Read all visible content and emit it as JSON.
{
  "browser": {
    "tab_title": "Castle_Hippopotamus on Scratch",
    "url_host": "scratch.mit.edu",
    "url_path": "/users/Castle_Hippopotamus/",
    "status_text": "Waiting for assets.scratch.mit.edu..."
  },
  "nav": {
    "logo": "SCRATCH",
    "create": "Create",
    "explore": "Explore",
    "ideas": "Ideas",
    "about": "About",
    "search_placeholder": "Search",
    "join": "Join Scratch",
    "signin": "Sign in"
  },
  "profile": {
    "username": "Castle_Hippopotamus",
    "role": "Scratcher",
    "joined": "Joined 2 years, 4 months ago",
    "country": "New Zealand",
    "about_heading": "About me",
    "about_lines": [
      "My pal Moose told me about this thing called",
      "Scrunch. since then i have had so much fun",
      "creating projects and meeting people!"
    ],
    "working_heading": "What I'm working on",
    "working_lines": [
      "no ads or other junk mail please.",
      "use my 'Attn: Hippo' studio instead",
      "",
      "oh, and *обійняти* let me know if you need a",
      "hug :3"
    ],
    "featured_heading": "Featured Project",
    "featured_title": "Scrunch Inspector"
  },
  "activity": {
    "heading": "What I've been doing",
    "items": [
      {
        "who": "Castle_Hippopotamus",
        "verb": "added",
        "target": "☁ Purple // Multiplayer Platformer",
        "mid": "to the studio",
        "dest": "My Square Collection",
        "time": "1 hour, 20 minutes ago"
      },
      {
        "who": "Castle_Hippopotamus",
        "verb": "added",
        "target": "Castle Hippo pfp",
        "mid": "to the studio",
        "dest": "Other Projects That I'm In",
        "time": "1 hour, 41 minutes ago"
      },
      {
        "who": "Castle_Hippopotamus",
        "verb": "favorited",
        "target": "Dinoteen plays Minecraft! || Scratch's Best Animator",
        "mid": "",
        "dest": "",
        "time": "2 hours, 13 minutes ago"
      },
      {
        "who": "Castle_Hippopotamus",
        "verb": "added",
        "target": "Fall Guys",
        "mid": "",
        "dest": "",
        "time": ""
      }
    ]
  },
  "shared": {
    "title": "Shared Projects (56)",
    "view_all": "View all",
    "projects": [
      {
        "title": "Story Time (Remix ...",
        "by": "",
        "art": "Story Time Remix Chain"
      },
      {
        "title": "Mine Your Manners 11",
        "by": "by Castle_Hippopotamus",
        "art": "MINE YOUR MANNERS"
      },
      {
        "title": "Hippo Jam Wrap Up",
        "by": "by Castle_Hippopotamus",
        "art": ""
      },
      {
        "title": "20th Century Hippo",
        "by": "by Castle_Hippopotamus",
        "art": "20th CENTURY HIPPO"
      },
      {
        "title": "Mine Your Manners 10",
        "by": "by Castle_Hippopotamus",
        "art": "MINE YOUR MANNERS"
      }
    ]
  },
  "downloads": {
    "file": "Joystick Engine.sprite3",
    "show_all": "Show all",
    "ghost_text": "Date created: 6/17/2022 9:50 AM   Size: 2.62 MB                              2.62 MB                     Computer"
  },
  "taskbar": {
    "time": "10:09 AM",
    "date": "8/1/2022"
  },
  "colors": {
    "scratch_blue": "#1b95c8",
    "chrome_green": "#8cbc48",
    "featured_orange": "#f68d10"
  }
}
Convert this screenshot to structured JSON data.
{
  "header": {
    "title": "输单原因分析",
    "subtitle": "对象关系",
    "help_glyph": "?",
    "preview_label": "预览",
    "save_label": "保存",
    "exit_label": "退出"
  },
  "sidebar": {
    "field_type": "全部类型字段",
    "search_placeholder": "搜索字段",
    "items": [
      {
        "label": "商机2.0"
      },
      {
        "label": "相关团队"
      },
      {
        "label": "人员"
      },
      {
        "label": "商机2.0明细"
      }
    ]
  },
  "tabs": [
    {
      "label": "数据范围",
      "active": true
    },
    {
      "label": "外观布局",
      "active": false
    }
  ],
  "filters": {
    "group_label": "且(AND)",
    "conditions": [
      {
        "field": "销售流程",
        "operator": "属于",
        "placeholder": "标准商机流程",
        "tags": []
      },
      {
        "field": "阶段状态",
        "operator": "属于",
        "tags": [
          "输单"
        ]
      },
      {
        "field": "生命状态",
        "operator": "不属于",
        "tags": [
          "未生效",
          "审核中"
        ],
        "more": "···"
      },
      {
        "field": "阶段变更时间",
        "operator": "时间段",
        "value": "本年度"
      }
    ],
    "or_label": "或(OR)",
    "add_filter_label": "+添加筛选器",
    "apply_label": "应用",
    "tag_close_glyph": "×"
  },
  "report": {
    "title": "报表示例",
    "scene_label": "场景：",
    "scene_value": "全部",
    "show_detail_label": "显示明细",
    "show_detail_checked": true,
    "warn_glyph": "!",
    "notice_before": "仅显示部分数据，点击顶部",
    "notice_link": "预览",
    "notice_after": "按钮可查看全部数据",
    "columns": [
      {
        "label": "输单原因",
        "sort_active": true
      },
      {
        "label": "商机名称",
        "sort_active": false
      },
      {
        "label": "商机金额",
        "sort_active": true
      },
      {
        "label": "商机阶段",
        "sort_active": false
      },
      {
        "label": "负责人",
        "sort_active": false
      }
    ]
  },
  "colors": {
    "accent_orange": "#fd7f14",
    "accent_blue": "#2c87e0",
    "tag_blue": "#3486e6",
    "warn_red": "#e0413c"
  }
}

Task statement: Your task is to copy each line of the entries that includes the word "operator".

Output for this task:
        "operator": "属于",
        "operator": "属于",
        "operator": "不属于",
        "operator": "时间段",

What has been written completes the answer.